Gloria Steinem says she fears becoming the José Greco of feminism.
On May 8th, at the New York Women’s Foundation annual Celebrating Women Breakfast, Steinem was presented with the Century Award, however Steinem graciously deflected any praise stating that she wants to be a “Trojan horse” — acting as a vessel to shine a spotlight on modern day feminist champions.
“Sometimes I’m asked who am I passing the torch to,” she explained. “I always say I’m keeping my torch thank you very much. I’m using my torch to light other torches because unless each of us has a torch we can’t see where the hell we’re going.”
That morning, she along with the NYWF showcased the light shining brightly from amazing women working to make a difference.
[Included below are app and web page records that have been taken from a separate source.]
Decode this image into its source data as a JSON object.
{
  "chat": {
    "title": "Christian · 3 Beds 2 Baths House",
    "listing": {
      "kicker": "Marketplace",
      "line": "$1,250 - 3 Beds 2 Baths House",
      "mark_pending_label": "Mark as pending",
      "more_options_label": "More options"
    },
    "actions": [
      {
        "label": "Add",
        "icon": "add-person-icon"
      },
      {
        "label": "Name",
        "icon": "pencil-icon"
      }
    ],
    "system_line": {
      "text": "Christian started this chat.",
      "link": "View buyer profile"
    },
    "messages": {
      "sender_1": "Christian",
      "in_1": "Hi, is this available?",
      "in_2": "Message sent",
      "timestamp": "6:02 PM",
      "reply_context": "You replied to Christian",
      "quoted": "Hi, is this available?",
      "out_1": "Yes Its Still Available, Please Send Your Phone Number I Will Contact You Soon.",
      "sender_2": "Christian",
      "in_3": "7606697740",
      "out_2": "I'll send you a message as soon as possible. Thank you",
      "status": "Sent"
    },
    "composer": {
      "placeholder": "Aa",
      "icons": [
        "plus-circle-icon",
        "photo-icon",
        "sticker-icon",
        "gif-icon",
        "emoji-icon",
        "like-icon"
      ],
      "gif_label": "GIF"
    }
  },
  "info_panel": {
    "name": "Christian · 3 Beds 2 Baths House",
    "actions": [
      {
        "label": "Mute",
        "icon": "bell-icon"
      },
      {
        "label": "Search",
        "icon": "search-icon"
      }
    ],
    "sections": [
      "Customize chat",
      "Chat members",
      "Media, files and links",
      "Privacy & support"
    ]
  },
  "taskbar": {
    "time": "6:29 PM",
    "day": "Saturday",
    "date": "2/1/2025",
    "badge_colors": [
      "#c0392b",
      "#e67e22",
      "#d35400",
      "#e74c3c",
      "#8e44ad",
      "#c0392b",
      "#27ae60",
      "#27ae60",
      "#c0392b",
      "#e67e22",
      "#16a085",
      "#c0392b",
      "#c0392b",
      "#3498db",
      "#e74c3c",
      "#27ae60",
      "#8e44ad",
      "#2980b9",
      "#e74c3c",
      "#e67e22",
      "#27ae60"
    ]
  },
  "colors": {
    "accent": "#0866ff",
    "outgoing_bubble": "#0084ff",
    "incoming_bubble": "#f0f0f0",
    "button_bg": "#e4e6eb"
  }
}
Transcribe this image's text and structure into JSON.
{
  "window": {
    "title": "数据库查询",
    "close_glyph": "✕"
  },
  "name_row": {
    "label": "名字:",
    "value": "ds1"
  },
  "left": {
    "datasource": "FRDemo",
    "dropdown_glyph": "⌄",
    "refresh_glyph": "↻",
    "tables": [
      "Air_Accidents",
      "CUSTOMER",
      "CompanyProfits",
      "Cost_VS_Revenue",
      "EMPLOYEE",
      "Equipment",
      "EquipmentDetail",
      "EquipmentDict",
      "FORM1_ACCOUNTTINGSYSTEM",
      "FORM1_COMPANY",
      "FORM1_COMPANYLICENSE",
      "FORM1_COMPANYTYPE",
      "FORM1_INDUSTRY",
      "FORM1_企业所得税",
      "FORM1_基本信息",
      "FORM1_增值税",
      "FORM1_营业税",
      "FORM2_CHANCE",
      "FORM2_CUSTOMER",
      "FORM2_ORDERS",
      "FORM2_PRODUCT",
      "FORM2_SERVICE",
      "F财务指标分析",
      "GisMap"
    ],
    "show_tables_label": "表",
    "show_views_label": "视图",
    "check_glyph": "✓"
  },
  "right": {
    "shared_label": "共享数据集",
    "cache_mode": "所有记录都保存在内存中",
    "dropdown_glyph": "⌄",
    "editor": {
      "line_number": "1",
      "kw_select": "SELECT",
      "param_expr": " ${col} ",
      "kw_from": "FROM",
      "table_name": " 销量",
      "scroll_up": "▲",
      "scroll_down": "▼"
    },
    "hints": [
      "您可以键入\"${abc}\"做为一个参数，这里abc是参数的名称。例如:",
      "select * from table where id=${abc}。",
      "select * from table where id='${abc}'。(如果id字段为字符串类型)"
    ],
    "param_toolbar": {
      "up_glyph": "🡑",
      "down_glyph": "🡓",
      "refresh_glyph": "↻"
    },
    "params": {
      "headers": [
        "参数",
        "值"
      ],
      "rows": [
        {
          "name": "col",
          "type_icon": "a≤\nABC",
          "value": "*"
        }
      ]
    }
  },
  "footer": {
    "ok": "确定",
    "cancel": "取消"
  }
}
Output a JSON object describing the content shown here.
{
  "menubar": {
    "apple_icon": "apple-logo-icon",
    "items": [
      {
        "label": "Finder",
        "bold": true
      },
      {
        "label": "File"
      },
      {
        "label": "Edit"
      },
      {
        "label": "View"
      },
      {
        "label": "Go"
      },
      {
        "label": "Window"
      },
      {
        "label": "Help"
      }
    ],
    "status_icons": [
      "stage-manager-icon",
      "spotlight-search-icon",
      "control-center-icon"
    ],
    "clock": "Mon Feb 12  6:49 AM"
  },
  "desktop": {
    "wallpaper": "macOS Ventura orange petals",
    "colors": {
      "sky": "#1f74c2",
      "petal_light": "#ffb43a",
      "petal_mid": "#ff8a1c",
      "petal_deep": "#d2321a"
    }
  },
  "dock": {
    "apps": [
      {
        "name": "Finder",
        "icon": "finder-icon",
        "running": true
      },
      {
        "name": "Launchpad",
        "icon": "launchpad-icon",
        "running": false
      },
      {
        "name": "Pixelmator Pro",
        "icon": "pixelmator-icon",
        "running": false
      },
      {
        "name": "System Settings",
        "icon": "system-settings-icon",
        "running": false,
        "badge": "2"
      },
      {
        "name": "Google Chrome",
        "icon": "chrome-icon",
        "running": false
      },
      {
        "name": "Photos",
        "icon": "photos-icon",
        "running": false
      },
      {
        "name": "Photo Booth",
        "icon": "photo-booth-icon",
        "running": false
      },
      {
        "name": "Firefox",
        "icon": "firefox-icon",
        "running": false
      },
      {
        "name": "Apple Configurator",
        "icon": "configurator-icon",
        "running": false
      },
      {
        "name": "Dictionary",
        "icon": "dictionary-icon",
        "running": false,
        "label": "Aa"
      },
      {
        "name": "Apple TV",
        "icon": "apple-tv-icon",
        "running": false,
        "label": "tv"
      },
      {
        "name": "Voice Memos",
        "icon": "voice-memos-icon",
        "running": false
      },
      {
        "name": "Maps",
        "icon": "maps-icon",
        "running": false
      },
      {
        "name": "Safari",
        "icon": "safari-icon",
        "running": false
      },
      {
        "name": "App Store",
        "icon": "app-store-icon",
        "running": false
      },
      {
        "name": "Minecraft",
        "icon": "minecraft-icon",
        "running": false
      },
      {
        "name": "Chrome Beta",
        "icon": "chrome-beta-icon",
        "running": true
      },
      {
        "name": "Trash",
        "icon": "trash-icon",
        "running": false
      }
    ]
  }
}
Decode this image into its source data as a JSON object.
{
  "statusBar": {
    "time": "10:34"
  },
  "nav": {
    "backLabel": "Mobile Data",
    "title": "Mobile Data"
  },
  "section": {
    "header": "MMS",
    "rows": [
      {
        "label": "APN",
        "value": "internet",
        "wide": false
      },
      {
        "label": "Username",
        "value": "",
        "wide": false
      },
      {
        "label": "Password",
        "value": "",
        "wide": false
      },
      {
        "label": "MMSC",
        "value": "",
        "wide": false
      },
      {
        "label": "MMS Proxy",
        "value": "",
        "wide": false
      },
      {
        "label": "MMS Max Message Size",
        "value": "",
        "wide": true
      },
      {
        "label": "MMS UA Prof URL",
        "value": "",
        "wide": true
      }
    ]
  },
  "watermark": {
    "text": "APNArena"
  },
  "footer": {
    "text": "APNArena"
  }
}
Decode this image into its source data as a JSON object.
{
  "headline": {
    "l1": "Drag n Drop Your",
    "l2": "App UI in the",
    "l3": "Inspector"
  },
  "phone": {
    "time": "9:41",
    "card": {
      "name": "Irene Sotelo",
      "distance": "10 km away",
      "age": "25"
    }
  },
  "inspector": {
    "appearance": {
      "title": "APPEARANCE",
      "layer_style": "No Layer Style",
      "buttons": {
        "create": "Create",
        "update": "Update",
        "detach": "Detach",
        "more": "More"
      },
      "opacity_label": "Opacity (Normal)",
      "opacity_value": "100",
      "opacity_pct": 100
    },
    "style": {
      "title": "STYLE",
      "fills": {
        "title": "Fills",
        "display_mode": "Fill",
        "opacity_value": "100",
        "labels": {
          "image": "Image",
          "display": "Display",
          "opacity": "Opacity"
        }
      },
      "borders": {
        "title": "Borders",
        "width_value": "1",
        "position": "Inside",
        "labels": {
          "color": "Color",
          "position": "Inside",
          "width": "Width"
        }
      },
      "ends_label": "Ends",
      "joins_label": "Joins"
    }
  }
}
Over over 2,200 men and women gathered at the Marriott in Manhattan, raising $2 million to be distributed to women-led community based non-profits throughout New York City.
Soffiyah Elijah accepting her award at The New York Women’s Foundation 27th Annual Celebrating Women Breakfast.
Women like Bennie Edgerson who escaped domestic violence went on to become homeless but eventually found work and became an entrepreneur. Women like Soffiyah Elijah, who is the Executive Director of the Correctional Association of New York. Elijah shared the importance of being our “sister and our brother’s keeper” pointing out that while just four percent of the world’s women are incarcerated, 33 percent are in the United States.
President & CEO of The New York Women’s Foundation Ana Oliveira speaks onstage at The New York Womens Foundations 27th Annual Celebrating Women Breakfast at the Marriott Marquis on Thursday.
Ana L. Oliveira, the president and CEO of the New York Women’s Foundation riled the early morning crowd up with mention of the kidnapped Nigerian girls. She said the NYWF is looking to see how they can assist because we can’t leave it all to the government.
Oliveira described the breakfast as “a sitting march of our movement — there’s a humming for justice and for fairness.”
Then, came the moment for Gloria Steinem to receive her award. The presenter shared that while Steinem may have been shoved to the front of the movement for all the wrong reasons, she turned out to be the best person for the job.
Over 2,200 men and women attended the breakfast.
Steinem came out gracious and elegant. She wanted to simply speak about the amazing work that the women she knows are doing to push equality forward (who happen to be half her age). She also made sure to mention other women in the movement’s early days like Shirley Chisholm adding, “there were so few of us we were 12 crazy ladies.” However, at the request of the organizers, she also took a moment to reflect upon the progress of the Women’s Movement — what’s been done, and what still needs to be done.
On Equal Pay…
Steinem points out that the argument before was women don’t need the money and now it has majority support but it still hasn’t happened yet. “We still let companies profiteer off of women’s work. Equal pay would be the best economic stimulus this country could have. Women are not going to put it in a Swiss bank account they’re going to spend it.”
On Equality In General…
“We’ve proved that women can do what men can do but we have not yet proved that men can do what women can do. It’s impossible for anyone male or female to have it all if it means we are doing it all.”
“We have proved that rape is not sex, it’s violence.” But she explained we have nowhere proved that erotica is enforcing and empowering the violence. For that, she says we need to get angry.
On Civil Rights…
“The Civil Rights movement inspired the women’s movement. Native American women inspired the suffrage movement. Racism cannot be defeated without equality for women. It is not possible to be a feminist without being anti-racist.”
On Domestic Violence…
“It is a serious time. It is a dangerous time. We need to get angry we need to do something. More girlfriends have been killed by their husbands and boyfriends than Americans killed on 9/11, in Iraq, or Afghanistan combined,” said Steinem who referred to it as “domestic terrorism.”